## [TASK]
Please copy each line from the entries that contains the string "JSON".

## [RECORDS FOR THIS TASK]

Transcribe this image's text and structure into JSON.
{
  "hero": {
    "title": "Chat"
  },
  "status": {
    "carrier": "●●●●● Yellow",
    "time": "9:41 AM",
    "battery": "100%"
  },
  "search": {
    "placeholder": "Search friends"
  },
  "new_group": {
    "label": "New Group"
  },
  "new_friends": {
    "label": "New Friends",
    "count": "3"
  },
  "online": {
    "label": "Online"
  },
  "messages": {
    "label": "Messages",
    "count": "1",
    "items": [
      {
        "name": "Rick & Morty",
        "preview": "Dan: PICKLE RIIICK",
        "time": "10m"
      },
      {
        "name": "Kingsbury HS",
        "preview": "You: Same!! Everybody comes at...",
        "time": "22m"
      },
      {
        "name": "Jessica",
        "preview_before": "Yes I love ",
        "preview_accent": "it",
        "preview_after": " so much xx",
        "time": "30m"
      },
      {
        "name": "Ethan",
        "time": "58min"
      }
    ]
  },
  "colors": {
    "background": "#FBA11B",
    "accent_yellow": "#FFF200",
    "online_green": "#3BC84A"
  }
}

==

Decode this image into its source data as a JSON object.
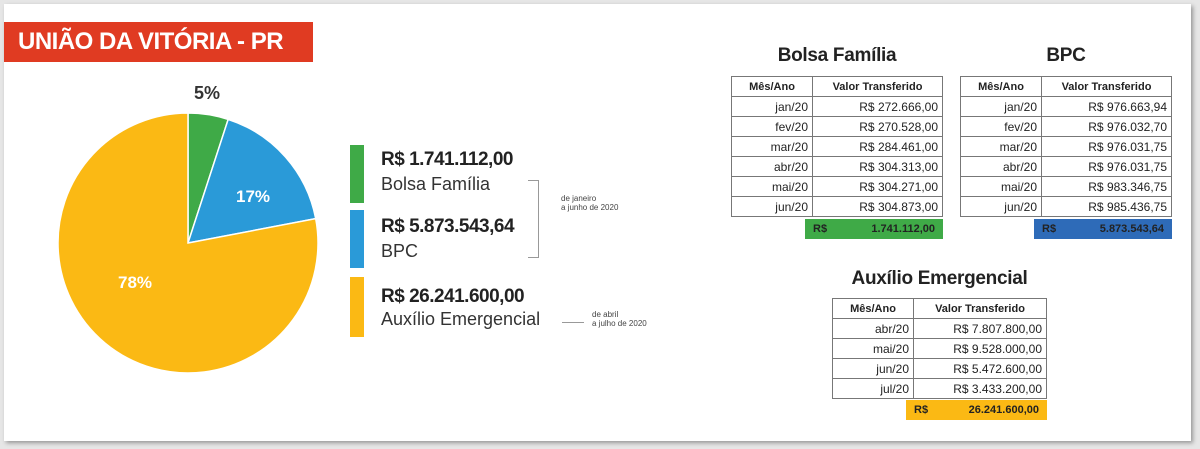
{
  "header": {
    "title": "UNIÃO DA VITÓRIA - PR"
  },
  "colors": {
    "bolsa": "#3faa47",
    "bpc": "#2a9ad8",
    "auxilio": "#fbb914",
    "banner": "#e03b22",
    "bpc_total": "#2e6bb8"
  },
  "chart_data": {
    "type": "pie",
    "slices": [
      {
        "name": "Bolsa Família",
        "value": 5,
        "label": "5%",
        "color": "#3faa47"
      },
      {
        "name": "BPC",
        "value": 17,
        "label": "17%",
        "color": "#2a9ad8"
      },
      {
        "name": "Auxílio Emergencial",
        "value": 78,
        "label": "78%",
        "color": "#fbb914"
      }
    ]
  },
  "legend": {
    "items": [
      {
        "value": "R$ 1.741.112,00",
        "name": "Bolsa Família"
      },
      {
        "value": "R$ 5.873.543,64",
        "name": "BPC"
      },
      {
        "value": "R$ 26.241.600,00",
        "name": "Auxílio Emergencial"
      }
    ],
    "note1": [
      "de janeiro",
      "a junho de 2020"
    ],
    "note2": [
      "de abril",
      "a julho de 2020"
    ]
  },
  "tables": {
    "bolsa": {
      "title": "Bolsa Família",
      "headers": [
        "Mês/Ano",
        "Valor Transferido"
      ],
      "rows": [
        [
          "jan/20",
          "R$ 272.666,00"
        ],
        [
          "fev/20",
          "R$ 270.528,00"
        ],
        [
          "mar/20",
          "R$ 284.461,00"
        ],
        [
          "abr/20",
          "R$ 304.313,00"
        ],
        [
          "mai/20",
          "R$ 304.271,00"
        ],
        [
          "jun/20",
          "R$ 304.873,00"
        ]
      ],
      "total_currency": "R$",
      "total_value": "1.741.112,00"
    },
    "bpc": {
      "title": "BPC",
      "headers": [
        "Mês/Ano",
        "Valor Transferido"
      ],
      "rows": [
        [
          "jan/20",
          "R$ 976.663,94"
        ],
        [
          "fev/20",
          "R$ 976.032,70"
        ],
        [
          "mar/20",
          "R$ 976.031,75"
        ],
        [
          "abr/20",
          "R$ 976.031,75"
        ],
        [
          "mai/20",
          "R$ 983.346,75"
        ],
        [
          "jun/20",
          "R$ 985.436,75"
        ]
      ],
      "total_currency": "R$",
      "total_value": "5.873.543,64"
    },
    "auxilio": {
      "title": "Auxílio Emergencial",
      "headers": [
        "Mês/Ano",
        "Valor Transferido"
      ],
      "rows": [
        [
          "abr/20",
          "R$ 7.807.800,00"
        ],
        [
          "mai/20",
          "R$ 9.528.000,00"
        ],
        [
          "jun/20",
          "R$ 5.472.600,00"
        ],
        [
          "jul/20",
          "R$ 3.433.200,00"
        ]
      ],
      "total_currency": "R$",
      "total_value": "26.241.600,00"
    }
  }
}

## [WRITTEN ANSWER]
Transcribe this image's text and structure into JSON.
Decode this image into its source data as a JSON object.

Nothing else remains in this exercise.